___ ENTRIES SHOWN
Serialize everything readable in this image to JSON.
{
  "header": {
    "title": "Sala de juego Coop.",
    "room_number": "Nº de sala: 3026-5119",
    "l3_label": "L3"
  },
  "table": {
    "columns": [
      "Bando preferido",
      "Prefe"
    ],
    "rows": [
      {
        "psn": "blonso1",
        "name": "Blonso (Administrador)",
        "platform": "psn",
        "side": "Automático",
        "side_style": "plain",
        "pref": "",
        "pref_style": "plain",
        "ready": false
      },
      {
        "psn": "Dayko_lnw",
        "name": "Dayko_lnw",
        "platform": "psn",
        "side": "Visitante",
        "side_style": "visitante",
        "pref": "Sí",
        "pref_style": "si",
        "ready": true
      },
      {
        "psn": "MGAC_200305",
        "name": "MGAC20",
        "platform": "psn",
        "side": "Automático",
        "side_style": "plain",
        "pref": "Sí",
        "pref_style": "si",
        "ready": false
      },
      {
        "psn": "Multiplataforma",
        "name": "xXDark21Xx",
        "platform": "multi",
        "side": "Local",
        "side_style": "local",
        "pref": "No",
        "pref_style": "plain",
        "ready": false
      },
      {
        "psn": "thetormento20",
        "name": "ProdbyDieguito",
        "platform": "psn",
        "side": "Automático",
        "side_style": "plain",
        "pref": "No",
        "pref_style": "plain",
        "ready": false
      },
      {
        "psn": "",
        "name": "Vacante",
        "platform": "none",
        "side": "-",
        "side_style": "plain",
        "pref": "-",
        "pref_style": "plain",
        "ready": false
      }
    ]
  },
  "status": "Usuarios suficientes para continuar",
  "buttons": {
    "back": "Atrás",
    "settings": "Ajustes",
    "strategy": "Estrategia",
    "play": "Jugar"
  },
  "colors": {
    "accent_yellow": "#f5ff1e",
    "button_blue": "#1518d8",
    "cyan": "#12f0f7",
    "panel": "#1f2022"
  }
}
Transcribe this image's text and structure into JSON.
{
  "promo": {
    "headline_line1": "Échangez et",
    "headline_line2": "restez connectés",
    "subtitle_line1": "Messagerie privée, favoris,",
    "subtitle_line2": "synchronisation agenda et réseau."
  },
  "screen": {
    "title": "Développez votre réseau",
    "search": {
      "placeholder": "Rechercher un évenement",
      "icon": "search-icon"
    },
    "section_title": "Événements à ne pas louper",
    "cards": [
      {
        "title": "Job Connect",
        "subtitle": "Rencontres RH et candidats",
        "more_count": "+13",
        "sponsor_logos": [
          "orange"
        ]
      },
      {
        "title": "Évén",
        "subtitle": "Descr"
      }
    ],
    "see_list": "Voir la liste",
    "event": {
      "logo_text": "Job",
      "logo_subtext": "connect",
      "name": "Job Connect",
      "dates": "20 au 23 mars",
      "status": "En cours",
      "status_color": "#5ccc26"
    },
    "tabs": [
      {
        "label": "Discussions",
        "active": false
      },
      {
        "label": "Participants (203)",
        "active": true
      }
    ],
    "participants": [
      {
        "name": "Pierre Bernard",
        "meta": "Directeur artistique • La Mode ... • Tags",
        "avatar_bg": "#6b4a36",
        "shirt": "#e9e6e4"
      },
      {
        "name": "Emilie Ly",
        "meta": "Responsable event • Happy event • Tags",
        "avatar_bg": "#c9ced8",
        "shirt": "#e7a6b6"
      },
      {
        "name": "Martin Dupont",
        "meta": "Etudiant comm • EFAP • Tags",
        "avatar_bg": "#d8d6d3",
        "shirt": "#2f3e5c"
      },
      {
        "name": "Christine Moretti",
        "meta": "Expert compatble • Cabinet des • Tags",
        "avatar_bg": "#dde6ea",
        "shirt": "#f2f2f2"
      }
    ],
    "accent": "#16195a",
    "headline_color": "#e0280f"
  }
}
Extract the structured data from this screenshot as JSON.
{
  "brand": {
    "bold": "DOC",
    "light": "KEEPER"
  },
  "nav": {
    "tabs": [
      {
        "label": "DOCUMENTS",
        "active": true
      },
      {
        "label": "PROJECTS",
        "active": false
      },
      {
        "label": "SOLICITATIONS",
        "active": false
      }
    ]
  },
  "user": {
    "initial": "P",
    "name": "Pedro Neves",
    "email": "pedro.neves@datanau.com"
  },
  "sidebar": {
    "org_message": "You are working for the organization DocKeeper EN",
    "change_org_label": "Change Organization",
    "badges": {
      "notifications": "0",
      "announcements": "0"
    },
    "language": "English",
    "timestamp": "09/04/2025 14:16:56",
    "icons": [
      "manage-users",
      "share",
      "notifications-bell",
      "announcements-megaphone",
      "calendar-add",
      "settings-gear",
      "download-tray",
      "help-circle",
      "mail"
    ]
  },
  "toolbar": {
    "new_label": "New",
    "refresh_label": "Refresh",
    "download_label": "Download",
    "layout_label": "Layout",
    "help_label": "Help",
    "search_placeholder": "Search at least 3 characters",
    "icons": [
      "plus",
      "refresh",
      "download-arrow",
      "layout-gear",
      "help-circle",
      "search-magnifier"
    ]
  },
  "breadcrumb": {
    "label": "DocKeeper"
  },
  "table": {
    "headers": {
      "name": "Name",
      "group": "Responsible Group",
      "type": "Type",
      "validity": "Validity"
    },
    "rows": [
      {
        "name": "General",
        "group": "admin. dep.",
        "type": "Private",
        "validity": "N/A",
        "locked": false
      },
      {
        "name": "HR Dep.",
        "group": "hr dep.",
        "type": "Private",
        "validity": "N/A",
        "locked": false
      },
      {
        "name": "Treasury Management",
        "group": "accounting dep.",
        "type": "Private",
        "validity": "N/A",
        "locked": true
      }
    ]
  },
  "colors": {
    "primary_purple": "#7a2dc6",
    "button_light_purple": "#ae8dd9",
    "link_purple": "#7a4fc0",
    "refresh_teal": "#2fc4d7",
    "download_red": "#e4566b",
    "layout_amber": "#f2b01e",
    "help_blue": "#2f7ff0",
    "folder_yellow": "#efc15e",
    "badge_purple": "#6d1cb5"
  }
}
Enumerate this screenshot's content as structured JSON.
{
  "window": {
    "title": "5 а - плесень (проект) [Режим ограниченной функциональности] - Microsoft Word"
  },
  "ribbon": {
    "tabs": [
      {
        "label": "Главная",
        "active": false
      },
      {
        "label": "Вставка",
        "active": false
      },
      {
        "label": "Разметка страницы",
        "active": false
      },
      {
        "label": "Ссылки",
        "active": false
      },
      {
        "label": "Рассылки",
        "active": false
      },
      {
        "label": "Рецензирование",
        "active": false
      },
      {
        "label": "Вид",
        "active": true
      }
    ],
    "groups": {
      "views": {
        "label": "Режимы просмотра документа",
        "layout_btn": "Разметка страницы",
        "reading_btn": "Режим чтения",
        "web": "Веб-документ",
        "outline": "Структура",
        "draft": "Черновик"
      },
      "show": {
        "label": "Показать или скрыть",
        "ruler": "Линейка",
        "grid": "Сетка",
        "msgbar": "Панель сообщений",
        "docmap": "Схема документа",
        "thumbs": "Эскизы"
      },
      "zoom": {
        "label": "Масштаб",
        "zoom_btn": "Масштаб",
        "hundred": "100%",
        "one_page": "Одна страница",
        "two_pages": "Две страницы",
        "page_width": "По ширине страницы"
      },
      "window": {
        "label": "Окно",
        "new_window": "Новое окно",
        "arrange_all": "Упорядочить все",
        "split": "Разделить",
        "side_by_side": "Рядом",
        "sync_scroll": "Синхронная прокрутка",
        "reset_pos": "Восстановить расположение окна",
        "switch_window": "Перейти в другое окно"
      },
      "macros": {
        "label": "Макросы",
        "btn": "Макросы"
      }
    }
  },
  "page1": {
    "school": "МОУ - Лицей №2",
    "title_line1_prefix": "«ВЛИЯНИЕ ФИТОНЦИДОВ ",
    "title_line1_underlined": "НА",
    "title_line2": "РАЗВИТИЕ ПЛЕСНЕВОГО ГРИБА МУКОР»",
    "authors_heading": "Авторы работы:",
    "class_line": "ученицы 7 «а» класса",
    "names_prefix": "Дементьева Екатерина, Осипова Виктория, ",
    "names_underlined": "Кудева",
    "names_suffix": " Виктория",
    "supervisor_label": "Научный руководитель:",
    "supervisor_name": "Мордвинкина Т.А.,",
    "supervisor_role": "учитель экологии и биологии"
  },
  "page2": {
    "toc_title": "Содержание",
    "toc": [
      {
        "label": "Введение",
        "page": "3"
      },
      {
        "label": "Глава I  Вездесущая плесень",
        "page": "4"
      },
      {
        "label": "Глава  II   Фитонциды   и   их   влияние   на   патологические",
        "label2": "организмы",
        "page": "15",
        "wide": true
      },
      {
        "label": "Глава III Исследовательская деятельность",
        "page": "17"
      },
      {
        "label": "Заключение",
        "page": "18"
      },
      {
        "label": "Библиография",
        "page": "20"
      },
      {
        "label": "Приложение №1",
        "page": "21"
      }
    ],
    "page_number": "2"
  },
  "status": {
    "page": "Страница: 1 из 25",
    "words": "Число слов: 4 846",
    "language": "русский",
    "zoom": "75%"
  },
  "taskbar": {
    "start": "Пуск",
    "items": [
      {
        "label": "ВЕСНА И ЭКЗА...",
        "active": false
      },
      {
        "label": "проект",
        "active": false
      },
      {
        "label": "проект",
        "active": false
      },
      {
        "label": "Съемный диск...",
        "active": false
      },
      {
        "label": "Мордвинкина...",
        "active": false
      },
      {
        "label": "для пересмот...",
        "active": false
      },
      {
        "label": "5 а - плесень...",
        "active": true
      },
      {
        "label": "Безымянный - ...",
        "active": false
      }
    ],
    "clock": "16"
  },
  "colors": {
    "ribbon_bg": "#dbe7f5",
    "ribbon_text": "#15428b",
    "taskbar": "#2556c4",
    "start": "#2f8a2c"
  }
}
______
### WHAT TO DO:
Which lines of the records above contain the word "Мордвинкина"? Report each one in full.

### RESULT FOR THIS TASK:
    "supervisor_name": "Мордвинкина Т.А.,",
        "label": "Мордвинкина...",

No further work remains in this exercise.